■ Required work
Copy every line of the data below exactly as given, except for the pictures.

↓

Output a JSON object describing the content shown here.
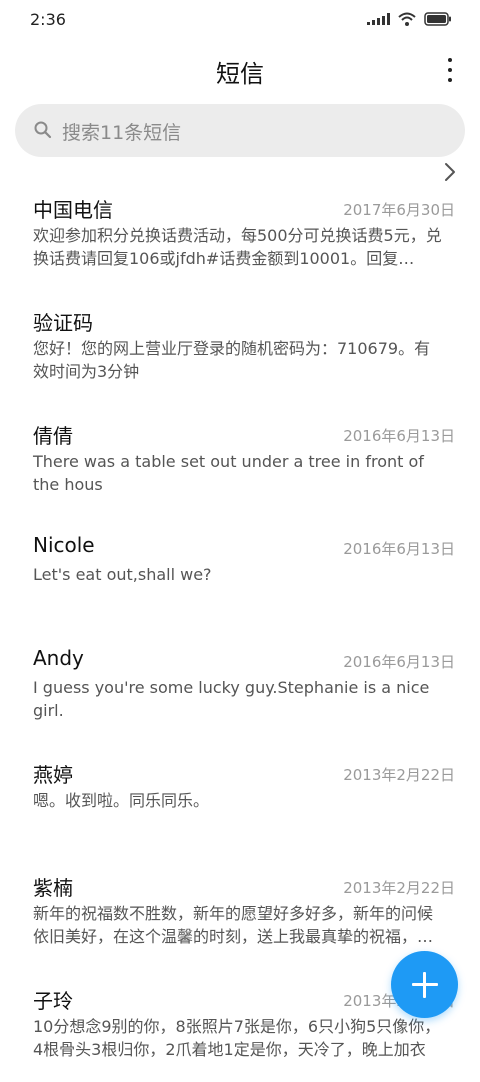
{
  "status_bar": {
    "time": "2:36"
  },
  "header": {
    "title": "短信"
  },
  "search": {
    "placeholder": "搜索11条短信"
  },
  "messages": [
    {
      "sender": "中国电信",
      "date": "2017年6月30日",
      "preview": "欢迎参加积分兑换话费活动，每500分可兑换话费5元，兑换话费请回复106或jfdh#话费金额到10001。回复…"
    },
    {
      "sender": "验证码",
      "date": "",
      "preview": "您好！您的网上营业厅登录的随机密码为：710679。有效时间为3分钟"
    },
    {
      "sender": "倩倩",
      "date": "2016年6月13日",
      "preview": "There was a table set out under a tree in front of the hous"
    },
    {
      "sender": "Nicole",
      "date": "2016年6月13日",
      "preview": "Let's eat out,shall we?"
    },
    {
      "sender": "Andy",
      "date": "2016年6月13日",
      "preview": "I guess you're some lucky guy.Stephanie is a nice girl."
    },
    {
      "sender": "燕婷",
      "date": "2013年2月22日",
      "preview": "嗯。收到啦。同乐同乐。"
    },
    {
      "sender": "紫楠",
      "date": "2013年2月22日",
      "preview": "新年的祝福数不胜数，新年的愿望好多好多，新年的问候依旧美好，在这个温馨的时刻，送上我最真挚的祝福，…"
    },
    {
      "sender": "子玲",
      "date": "2013年2月22日",
      "preview": "10分想念9别的你，8张照片7张是你，6只小狗5只像你，4根骨头3根归你，2爪着地1定是你，天冷了，晚上加衣"
    }
  ],
  "icons": {
    "search": "search-icon",
    "more": "more-vertical-icon",
    "chevron": "chevron-right-icon",
    "compose": "plus-icon"
  },
  "colors": {
    "accent": "#1e9af5",
    "search_bg": "#ececec"
  }
}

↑

■ Result of this task
Output a JSON object describing the content shown here.
{
  "status_bar": {
    "time": "2:36"
  },
  "header": {
    "title": "短信"
  },
  "search": {
    "placeholder": "搜索11条短信"
  },
  "messages": [
    {
      "sender": "中国电信",
      "date": "2017年6月30日",
      "preview": "欢迎参加积分兑换话费活动，每500分可兑换话费5元，兑换话费请回复106或jfdh#话费金额到10001。回复…"
    },
    {
      "sender": "验证码",
      "date": "",
      "preview": "您好！您的网上营业厅登录的随机密码为：710679。有效时间为3分钟"
    },
    {
      "sender": "倩倩",
      "date": "2016年6月13日",
      "preview": "There was a table set out under a tree in front of the hous"
    },
    {
      "sender": "Nicole",
      "date": "2016年6月13日",
      "preview": "Let's eat out,shall we?"
    },
    {
      "sender": "Andy",
      "date": "2016年6月13日",
      "preview": "I guess you're some lucky guy.Stephanie is a nice girl."
    },
    {
      "sender": "燕婷",
      "date": "2013年2月22日",
      "preview": "嗯。收到啦。同乐同乐。"
    },
    {
      "sender": "紫楠",
      "date": "2013年2月22日",
      "preview": "新年的祝福数不胜数，新年的愿望好多好多，新年的问候依旧美好，在这个温馨的时刻，送上我最真挚的祝福，…"
    },
    {
      "sender": "子玲",
      "date": "2013年2月22日",
      "preview": "10分想念9别的你，8张照片7张是你，6只小狗5只像你，4根骨头3根归你，2爪着地1定是你，天冷了，晚上加衣"
    }
  ],
  "icons": {
    "search": "search-icon",
    "more": "more-vertical-icon",
    "chevron": "chevron-right-icon",
    "compose": "plus-icon"
  },
  "colors": {
    "accent": "#1e9af5",
    "search_bg": "#ececec"
  }
}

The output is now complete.